[WHAT TO WORK ON]
Scan the entries below for the word "Address". Copy out every line in which it occurs.

[DATA SHOWN]
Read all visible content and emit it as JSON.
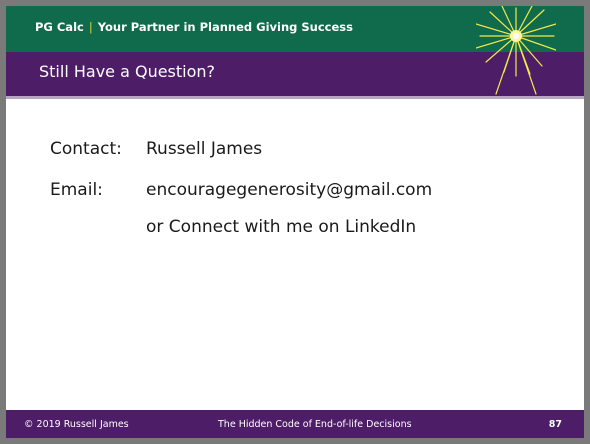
{
  "header": {
    "brand": "PG Calc",
    "separator": "|",
    "tagline": "Your Partner in Planned Giving Success"
  },
  "slide": {
    "title": "Still Have a Question?",
    "contact_label": "Contact:",
    "contact_value": "Russell James",
    "email_label": "Email:",
    "email_value": "encouragegenerosity@gmail.com",
    "linkedin_text": "or Connect with me on LinkedIn"
  },
  "footer": {
    "copyright": "© 2019 Russell James",
    "presentation_title": "The Hidden Code of End-of-life Decisions",
    "page_number": "87"
  },
  "colors": {
    "header_green": "#0f6b4c",
    "title_purple": "#4e1d67",
    "burst_yellow": "#f5e84a"
  }
}
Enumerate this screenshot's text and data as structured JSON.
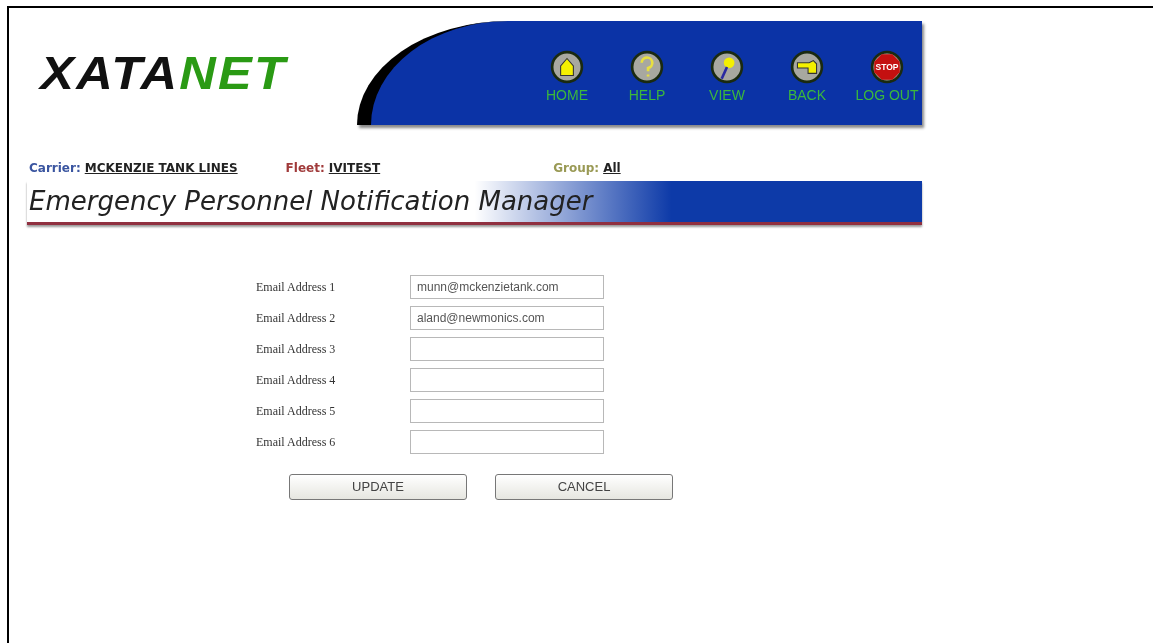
{
  "logo": {
    "dark": "XATA",
    "accent": "NET"
  },
  "nav": [
    {
      "kind": "home",
      "label": "HOME"
    },
    {
      "kind": "help",
      "label": "HELP"
    },
    {
      "kind": "view",
      "label": "VIEW"
    },
    {
      "kind": "back",
      "label": "BACK"
    },
    {
      "kind": "stop",
      "label": "LOG OUT",
      "icon_text": "STOP"
    }
  ],
  "context": [
    {
      "label": "Carrier:",
      "value": "MCKENZIE TANK LINES",
      "color": "#3a55a0"
    },
    {
      "label": "Fleet:",
      "value": "IVITEST",
      "color": "#a03a3a"
    },
    {
      "label": "Group:",
      "value": "All",
      "color": "#9a9a55"
    }
  ],
  "page_title": "Emergency Personnel Notification Manager",
  "fields": [
    {
      "label": "Email Address 1",
      "value": "munn@mckenzietank.com"
    },
    {
      "label": "Email Address 2",
      "value": "aland@newmonics.com"
    },
    {
      "label": "Email Address 3"
    },
    {
      "label": "Email Address 4"
    },
    {
      "label": "Email Address 5"
    },
    {
      "label": "Email Address 6"
    }
  ],
  "buttons": [
    "UPDATE",
    "CANCEL"
  ]
}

[TASK RESPONSE]
      "label": "Email Address 1",
      "label": "Email Address 2",
      "label": "Email Address 3"
      "label": "Email Address 4"
      "label": "Email Address 5"
      "label": "Email Address 6"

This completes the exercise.